Louisville Metro Council member Cassie Chambers Armstrong speaking in front of several microphones with people standing behind her.
Roberto Roldan
/
LPM
Louisville Metro Council member Cassie Chambers Armstrong speaking at a press conference in front of NoraeBar in 2021.

Chambers Armstrong said her experience in Metro Council taught her how to build bipartisan support for policy proposals. She said it’ll be a useful skill if she becomes part of the Democratic minority in the Senate.

“My main priorities are continuing to build on the work I’ve done in early childhood education, continuing to support those policies that make the economy work for working families and make sure that we are investing in health in our communities in a broad way,” she said.

Chambers Armstrong is currently a law professor at the University of Louisville and a mother of two young children. Since being elected to Metro Council in 2020, she’s authored legislation to increase access to childcare and provide paid leave for city employees who are victims of domestic abuse. She was also one of the sponsors of an ordinance creating a safety zone around health care clinics, including those providing abortions.

A federal appeals court blocked that ordinance last month.

If Chambers Armstrong wins the special election, it will create a third vacancy on Louisville Metro Council.

Portrait of Misty Glin in a red shirt.
Courtesy of the Jefferson County Republican Party

David James, who represents District 6 and is the outgoing council president, and District 3’s Keisha Dorsey, both Democrats, are resigning to take jobs in Mayor Craig Greenberg’s new administration. The remaining Metro Council members are expected to select their temporary replacements after accepting applications and conducting interviews.

While Senate District 19 is generally considered a safe Democratic seat, Glin hopes she can pull off an upset. She said she thinks residents could benefit from having a representative who is part of the Republican majority in the statehouse.

“Pragmatically speaking, any bill that a Democrat brings up in Frankfort is [dead on arrival],” Glin said in an email. “I can work with Republican leadership to help get contentious bills like sports betting, medical marijuana, and JCPS reform across the finish line.”

A mother and corporate training manager for a pharmacy in Louisville, Glin ran unsuccessfully for the Jefferson County Board of Education last year.
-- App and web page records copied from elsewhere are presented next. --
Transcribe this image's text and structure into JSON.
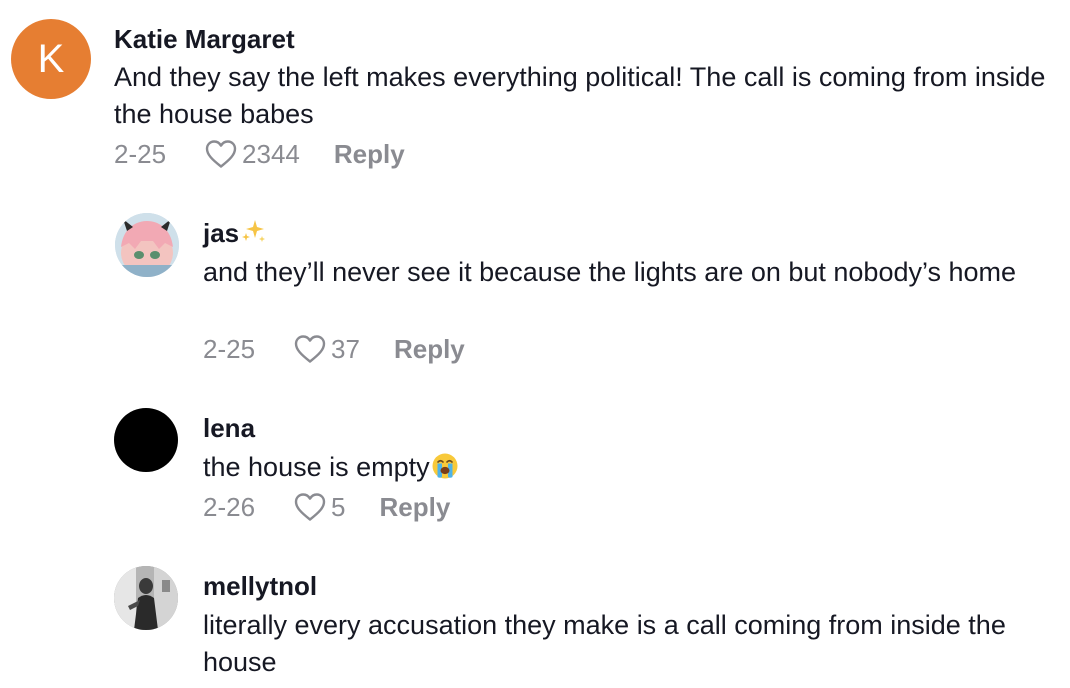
{
  "comments": [
    {
      "avatar_letter": "K",
      "avatar_color": "#e67e32",
      "username": "Katie Margaret",
      "text": "And they say the left makes everything political! The call is coming from inside the house babes",
      "date": "2-25",
      "likes": "2344",
      "reply_label": "Reply"
    },
    {
      "username": "jas",
      "username_emoji": "sparkles-icon",
      "text": "and they’ll never see it because the lights are on but nobody’s home",
      "date": "2-25",
      "likes": "37",
      "reply_label": "Reply"
    },
    {
      "username": "lena",
      "text": "the house is empty",
      "text_emoji": "loudly-crying-face-icon",
      "date": "2-26",
      "likes": "5",
      "reply_label": "Reply"
    },
    {
      "username": "mellytnol",
      "text": "literally every accusation they make is a call coming from inside the house"
    }
  ],
  "colors": {
    "text_primary": "#161823",
    "text_secondary": "#8a8b91",
    "background": "#ffffff"
  }
}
She wanted to represent District 6, which includes parts of the Germantown, Newburg and Okolona neighborhoods. Glin garnered 46% of the vote against incumbent Corrie Shull, running on a platform of increasing police presence in schools, improving the quality of instruction and giving parents “a louder voice in their childrens’ education.”

In 2020, Glin was active in local conservative groups that organized against mask mandates, remote learning and classroom discussions about systemic racism.

Glin said public education will continue to be her top priority if elected.

“I believe we can all agree that our public education system is a disaster,” she said. “Somehow with unprecedented funding, our students are falling further behind than ever before.”

Winning the District 19 race will be important for Democrats, who have just six out of 38 seats in the Republican-controlled Senate. So far no independent candidates have filed to run in the special election.

Chambers Armstrong received $33,500 in individual donations as of early December, according to campaign finance reports filed with the Kentucky Registry of Election Finance. Glin has not yet reported any fundraising or spending with the state.

Roberto Roldan is the City Politics and Government Reporter for WFPL. Email Roberto at rroldan@lpm.org.